Walking the streets of the old, marbled city, and feeling the humidity settle on my cheeks like a blush, and pausing by the thick clumps of lilac bushes long enough to leave perfumed and violet, and then remembering the taste of the summers back then, and the bars back then, and the men back then, and thinking about the rushed excitement and anticipation of tipsy happy hour conversations, and the blistering rub of those tired days when I took the bus to work, when I chose to trudge the three miles home, because maybe then I could outpace the horrible truth that I loved him with an urgency and a consumption that, cities and years later, still astounds me—
I think: We are just stories.
Because the constants remain: the lights on the corner of 21st and P St., and the first sharp curve of Connecticut Avenue hitting Dupont Circle, and the wide, busy stretch of K Street, and the soft, gentle, perfect arch that carries you across Memorial Bridge to meet her golden stallions, always poised in a silent, grand finale on the Washington, DC side.
The constants remain: The Potomac still churns with an unfortunate brown tint.
A one-block walk, and you still catch the tourist, the lobbyist, the intern, the homeless, the privileged Georgetown-ian, the radical, the Republican, the high sheriff, the harried staffer, each charging (or settling) into the day with a purpose. Because this is Washington, DC, damn it. We’ve got an agenda!

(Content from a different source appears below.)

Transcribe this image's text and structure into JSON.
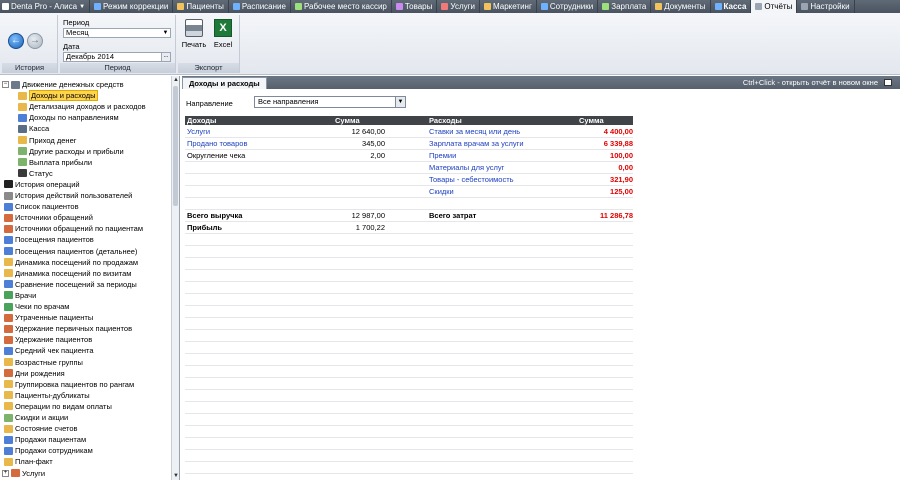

My yoga studio has not changed its sign, its front windows, the bulk of its teaching staff, even its annual membership pricing. (I hope, for the students’ sake, they’ve at least changed the carpets and perhaps the rental mats.)
Happy hour runs rampant still. Even at Starbucks. You know you’re in our nation’s capitol when you can even enjoy your coffee for half off during the hours of 3 to 5 p.m.
On NBC, that same wrinkled, rumpled, greying man drabbles on about the weather forecast, which, still, includes a regular dose of thunderstorm warnings.
On every street corner, I still search for her face among the passer-bys.
I remember it so then. I remember it so clearly. I see it so plainly now.
The change is that many of the characters from my stories then—I have written them out of my stories now. I realize I have, in large part, even written Washington out, too.
But, when I go back, each time, the constants remain, and it is as though I am visiting you all over again. It is as though I revert to the woman I was then, when we were young and new, our pockets full of stories, cheeks flushed with warmth, my hand drifting toward yours, letting time disappear.
And there, on the bedside table stands a bouquet of your lilacs, violet and vased, wading in shallow, green water.